**What you have to do**
Report back every line from the entries below in which the word "features" occurs.

**Extracted information**
== Segment start ==

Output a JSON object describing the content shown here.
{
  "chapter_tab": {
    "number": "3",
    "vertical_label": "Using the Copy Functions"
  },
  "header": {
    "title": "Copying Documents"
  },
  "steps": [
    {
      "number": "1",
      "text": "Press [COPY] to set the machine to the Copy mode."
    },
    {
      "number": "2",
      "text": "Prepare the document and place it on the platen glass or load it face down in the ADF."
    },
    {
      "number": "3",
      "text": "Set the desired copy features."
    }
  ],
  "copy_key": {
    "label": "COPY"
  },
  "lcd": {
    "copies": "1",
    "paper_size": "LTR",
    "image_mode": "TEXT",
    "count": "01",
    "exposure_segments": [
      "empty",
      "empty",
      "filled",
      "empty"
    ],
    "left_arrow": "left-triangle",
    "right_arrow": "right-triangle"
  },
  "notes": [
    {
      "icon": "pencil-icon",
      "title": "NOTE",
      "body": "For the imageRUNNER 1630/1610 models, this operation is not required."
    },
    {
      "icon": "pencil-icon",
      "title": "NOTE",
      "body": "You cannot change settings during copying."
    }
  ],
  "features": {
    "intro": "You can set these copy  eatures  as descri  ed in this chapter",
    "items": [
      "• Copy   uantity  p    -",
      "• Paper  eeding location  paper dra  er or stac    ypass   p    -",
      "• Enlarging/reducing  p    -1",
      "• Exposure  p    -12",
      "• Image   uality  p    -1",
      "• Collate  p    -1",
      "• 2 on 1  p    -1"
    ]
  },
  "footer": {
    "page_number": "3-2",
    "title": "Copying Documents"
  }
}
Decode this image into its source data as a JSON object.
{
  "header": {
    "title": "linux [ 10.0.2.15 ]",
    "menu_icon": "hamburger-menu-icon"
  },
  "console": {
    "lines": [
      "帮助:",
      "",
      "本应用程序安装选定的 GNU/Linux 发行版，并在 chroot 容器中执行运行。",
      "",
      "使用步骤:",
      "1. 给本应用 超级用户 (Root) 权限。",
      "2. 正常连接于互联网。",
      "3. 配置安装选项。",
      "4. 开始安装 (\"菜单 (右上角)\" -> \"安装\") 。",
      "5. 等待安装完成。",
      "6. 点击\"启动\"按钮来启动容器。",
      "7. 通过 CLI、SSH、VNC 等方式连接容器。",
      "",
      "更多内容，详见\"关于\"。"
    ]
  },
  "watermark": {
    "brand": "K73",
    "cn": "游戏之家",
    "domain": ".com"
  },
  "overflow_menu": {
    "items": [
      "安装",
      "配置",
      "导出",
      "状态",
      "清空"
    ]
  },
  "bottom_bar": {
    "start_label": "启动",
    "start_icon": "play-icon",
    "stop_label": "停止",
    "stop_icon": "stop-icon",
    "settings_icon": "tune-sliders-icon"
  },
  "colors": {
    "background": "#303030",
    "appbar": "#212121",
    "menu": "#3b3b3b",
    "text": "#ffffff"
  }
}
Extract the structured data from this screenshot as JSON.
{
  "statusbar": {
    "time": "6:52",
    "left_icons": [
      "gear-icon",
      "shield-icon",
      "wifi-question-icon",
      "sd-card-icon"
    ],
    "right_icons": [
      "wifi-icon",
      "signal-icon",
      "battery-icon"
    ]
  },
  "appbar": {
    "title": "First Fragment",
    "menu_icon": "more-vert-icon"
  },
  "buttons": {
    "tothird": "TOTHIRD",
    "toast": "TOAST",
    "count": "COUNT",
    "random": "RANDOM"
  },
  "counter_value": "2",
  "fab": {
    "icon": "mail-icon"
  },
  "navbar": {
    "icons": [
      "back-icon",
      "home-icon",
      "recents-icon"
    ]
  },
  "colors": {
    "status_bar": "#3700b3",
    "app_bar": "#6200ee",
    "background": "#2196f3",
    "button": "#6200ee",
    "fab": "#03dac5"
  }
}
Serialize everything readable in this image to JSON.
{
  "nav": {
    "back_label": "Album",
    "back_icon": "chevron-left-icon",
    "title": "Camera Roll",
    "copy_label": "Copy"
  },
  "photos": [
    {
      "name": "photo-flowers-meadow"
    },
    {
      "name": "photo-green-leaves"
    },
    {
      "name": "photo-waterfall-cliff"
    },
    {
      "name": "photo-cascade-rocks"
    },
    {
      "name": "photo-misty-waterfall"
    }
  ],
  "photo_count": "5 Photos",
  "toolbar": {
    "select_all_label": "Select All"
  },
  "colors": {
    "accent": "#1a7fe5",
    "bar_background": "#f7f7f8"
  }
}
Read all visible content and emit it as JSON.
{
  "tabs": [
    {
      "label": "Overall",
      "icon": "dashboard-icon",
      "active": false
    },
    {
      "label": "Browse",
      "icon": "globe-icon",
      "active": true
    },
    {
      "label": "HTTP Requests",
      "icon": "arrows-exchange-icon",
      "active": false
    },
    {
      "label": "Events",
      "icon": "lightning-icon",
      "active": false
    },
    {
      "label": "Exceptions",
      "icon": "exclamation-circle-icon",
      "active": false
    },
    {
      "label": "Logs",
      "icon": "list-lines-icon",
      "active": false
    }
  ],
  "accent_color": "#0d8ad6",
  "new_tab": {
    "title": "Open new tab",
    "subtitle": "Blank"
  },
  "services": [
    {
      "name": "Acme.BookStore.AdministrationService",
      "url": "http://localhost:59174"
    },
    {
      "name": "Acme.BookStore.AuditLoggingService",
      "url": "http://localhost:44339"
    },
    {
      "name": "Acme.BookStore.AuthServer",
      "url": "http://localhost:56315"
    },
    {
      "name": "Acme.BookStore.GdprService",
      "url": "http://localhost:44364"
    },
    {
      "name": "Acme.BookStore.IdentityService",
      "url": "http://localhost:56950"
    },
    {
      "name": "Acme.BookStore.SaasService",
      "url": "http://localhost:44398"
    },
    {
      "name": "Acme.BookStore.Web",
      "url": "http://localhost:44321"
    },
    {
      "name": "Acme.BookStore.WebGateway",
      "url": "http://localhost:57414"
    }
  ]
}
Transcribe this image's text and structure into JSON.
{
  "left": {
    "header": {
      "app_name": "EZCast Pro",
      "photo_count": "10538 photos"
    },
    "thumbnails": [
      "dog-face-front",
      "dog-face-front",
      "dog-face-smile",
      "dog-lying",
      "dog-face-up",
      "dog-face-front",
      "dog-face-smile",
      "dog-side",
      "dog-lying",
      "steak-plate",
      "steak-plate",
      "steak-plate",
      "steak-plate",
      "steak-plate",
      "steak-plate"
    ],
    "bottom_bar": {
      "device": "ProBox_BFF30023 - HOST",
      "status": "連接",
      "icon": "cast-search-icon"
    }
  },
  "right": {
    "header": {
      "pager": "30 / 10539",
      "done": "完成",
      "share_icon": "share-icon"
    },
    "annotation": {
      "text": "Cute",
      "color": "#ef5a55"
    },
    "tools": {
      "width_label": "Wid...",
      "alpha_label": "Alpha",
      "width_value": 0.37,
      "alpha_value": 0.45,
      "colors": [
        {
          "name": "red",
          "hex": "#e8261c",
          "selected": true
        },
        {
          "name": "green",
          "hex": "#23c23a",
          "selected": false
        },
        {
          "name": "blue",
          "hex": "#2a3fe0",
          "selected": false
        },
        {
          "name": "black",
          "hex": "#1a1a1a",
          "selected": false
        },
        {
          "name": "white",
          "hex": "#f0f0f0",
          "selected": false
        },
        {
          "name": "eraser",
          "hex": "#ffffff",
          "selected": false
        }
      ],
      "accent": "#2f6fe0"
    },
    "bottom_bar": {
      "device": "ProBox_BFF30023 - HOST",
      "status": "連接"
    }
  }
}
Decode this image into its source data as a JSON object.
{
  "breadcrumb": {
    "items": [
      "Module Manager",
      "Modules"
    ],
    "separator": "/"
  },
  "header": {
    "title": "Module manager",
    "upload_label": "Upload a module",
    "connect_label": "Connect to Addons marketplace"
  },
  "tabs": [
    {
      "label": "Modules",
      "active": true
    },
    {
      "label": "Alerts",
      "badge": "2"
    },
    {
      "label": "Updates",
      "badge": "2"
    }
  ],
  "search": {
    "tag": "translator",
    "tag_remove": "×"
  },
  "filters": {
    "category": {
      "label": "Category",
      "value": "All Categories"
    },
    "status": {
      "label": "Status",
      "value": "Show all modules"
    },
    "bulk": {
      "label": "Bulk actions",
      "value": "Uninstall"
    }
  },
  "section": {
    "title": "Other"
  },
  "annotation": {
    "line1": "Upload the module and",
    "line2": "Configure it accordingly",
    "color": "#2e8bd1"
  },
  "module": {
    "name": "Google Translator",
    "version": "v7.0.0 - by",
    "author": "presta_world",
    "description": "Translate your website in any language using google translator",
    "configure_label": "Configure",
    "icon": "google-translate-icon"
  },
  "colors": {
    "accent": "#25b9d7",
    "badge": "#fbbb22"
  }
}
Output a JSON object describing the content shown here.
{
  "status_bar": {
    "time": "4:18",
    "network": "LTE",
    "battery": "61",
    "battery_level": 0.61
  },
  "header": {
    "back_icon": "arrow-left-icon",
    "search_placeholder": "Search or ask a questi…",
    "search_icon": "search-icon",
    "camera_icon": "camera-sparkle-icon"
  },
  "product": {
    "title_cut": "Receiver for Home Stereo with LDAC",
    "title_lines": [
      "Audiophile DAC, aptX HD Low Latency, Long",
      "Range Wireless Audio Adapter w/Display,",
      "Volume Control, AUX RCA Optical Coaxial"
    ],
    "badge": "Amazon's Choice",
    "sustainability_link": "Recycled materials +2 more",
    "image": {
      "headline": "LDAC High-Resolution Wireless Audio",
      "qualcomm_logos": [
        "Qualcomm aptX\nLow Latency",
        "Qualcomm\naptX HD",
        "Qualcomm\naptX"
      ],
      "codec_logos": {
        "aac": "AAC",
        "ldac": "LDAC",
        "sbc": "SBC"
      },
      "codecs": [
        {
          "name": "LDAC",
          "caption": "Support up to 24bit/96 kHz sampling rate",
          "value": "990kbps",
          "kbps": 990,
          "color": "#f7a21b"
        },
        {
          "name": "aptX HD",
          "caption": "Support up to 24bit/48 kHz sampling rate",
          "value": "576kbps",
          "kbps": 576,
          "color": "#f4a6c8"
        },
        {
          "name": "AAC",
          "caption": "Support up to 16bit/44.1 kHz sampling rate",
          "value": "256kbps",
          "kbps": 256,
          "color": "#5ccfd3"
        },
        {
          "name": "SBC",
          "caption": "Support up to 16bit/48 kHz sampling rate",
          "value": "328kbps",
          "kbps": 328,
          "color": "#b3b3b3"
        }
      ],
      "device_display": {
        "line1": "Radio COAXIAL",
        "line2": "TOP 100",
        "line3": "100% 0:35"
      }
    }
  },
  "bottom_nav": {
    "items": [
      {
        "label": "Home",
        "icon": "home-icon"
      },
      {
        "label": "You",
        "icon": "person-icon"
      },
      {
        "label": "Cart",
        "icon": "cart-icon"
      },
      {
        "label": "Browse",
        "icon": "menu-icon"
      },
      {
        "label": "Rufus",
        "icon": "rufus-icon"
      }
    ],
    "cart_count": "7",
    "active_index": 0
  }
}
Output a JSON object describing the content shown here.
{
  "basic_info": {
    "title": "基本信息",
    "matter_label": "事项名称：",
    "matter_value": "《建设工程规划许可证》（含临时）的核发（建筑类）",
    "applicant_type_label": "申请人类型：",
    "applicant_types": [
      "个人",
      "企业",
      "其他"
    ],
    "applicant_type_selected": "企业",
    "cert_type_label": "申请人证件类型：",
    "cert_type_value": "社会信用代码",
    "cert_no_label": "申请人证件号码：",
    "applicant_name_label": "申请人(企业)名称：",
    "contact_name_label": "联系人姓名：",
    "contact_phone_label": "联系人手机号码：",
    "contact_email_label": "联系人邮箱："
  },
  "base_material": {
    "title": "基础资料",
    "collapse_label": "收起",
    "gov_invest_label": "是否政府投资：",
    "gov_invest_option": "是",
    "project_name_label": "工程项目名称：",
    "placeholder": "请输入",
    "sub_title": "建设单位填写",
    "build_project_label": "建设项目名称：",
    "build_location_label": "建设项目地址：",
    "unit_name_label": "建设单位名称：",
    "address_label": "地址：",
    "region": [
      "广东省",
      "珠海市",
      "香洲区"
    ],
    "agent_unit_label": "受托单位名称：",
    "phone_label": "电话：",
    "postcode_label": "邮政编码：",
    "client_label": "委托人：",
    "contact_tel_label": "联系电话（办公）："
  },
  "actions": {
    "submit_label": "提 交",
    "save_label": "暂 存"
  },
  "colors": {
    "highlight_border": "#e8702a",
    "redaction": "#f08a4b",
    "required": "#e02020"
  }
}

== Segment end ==

**Solution for this exercise**
      "text": "Set the desired copy features."
  "features": {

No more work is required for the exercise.